(Records contained in a dataset)

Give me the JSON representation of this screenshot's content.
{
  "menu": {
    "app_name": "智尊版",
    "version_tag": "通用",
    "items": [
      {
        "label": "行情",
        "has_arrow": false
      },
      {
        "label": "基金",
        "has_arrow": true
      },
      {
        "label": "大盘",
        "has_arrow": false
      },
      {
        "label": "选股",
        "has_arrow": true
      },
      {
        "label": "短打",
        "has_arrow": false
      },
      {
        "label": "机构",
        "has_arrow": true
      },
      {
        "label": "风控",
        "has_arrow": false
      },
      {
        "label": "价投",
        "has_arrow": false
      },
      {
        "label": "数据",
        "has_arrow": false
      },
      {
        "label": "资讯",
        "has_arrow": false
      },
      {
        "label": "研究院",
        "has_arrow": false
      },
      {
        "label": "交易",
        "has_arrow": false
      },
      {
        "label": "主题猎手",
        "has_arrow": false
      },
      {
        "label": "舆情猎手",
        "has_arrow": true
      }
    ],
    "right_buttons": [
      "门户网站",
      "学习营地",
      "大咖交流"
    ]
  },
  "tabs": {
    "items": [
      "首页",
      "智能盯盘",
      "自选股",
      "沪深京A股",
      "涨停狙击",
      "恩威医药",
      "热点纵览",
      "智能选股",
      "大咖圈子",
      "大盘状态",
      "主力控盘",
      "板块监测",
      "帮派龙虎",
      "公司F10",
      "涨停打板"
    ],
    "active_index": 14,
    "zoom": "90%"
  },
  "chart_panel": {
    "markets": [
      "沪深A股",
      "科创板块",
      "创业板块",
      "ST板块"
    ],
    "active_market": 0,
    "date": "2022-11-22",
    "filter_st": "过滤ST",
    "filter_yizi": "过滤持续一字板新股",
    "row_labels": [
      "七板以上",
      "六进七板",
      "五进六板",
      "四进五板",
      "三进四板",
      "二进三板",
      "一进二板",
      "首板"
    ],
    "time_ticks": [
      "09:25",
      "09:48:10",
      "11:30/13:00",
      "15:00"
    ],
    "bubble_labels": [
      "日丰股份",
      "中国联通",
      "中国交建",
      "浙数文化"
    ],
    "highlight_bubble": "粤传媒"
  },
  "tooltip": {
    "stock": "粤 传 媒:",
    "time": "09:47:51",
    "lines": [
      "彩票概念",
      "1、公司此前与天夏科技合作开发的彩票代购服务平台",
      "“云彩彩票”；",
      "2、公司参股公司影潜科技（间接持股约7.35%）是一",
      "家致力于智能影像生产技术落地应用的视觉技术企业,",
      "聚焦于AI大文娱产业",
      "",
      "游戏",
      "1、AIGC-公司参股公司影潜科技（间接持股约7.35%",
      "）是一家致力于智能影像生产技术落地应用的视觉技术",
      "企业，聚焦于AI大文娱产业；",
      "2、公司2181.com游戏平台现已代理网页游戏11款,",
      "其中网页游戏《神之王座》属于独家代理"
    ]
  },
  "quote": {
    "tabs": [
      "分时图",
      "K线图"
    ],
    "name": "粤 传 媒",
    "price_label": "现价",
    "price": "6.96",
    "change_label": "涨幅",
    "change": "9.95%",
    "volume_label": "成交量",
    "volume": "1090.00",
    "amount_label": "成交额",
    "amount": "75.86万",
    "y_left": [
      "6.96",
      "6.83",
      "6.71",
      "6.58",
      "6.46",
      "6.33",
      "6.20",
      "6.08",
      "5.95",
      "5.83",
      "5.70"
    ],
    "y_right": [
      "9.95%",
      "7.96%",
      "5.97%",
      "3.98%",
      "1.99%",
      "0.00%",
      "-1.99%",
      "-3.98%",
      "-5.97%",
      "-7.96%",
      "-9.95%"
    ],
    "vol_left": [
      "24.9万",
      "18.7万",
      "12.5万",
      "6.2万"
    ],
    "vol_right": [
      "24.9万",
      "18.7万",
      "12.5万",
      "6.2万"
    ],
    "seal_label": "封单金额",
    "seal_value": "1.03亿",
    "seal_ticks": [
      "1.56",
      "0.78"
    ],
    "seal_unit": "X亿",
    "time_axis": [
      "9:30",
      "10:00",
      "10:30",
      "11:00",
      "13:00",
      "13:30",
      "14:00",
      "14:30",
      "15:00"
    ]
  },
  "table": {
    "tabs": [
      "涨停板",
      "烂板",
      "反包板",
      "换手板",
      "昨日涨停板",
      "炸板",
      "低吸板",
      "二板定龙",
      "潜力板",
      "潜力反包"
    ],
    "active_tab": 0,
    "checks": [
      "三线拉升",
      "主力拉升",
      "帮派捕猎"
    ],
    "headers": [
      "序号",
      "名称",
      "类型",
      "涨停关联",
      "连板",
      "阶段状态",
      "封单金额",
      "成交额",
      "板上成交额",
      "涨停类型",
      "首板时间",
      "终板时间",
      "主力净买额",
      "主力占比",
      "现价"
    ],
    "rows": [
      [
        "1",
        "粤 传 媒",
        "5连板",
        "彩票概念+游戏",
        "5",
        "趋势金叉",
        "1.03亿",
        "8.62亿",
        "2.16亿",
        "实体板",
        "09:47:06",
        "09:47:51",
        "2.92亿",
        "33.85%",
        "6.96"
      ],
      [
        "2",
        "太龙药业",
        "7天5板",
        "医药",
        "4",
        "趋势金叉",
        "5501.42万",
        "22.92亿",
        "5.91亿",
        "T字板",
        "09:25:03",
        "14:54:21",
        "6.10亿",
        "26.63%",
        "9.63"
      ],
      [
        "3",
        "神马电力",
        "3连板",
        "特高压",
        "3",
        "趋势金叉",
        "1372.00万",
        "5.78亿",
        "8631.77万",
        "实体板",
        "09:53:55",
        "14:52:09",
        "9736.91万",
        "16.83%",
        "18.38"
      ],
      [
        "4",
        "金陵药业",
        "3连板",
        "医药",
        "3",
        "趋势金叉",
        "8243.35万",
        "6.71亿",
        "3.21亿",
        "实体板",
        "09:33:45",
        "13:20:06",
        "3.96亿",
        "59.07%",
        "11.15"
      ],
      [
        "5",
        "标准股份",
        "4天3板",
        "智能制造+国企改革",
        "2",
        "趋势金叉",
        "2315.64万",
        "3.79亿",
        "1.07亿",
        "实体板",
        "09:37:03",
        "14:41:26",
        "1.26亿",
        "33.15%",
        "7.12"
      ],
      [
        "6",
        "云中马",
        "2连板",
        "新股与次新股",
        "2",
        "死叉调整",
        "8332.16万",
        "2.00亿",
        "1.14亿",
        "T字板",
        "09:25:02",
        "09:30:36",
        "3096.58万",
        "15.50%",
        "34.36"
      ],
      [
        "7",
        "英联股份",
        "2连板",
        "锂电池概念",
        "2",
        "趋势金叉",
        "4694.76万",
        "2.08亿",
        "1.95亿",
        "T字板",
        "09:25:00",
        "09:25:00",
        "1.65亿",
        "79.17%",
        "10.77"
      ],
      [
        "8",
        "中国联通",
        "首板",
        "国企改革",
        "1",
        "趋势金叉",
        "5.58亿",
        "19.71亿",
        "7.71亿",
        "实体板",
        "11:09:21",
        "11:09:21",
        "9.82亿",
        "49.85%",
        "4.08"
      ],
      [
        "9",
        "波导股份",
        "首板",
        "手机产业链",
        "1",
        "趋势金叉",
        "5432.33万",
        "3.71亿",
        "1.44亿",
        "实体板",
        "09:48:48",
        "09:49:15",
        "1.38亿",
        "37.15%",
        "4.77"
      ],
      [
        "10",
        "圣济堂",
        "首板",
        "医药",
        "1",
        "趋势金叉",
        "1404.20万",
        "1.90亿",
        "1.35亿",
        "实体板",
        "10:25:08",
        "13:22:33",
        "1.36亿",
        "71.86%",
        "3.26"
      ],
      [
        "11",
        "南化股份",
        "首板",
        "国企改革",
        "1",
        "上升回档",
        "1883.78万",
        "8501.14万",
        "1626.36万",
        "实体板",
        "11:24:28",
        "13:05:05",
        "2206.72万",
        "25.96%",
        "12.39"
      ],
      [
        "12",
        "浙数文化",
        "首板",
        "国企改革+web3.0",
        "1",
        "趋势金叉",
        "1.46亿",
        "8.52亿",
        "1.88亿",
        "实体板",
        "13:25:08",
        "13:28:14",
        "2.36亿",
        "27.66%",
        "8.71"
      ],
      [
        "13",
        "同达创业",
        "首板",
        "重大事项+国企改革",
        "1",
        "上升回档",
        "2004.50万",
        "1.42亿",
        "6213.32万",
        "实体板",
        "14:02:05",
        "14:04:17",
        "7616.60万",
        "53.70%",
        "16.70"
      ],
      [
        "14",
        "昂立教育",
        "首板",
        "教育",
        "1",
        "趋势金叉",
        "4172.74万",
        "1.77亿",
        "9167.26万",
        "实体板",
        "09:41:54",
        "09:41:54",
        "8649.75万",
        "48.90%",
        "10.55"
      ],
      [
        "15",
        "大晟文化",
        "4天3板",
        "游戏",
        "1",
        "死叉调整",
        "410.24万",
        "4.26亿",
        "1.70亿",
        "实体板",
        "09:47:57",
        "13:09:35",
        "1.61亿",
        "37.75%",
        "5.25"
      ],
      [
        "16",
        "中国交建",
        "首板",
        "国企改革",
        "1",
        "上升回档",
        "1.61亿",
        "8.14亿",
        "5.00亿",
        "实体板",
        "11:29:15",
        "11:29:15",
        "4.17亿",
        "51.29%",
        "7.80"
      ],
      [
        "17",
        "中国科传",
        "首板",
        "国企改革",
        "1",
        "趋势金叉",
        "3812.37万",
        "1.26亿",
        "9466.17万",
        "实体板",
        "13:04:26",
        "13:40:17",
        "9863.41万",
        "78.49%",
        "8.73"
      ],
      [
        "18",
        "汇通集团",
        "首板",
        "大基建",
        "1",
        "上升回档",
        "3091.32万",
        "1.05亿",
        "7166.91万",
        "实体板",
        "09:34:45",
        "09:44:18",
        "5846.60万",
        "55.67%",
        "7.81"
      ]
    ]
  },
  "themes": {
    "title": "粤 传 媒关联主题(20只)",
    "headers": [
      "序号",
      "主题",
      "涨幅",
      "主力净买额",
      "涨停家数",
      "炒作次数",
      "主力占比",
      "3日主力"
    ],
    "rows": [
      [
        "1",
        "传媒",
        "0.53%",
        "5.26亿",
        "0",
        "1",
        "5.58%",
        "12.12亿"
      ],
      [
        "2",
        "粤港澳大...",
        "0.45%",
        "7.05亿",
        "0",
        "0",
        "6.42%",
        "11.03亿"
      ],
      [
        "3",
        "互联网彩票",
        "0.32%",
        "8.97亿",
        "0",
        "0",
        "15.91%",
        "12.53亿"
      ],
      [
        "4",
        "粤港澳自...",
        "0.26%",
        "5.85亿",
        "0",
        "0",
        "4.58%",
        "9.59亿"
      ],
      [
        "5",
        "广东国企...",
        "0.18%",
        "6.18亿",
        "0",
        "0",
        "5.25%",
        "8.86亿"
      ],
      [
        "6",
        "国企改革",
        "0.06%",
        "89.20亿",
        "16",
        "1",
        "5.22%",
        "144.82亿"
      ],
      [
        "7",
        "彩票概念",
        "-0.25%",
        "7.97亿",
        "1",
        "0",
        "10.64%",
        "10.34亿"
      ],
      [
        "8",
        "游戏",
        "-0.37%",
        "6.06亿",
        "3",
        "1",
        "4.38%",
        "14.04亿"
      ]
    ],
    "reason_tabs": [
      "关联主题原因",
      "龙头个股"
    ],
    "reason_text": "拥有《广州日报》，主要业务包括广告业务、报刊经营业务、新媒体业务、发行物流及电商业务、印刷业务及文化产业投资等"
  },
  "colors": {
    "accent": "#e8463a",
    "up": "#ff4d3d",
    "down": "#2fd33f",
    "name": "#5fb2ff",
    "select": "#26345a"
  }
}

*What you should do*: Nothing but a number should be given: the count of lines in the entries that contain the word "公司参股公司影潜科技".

*Output*: 2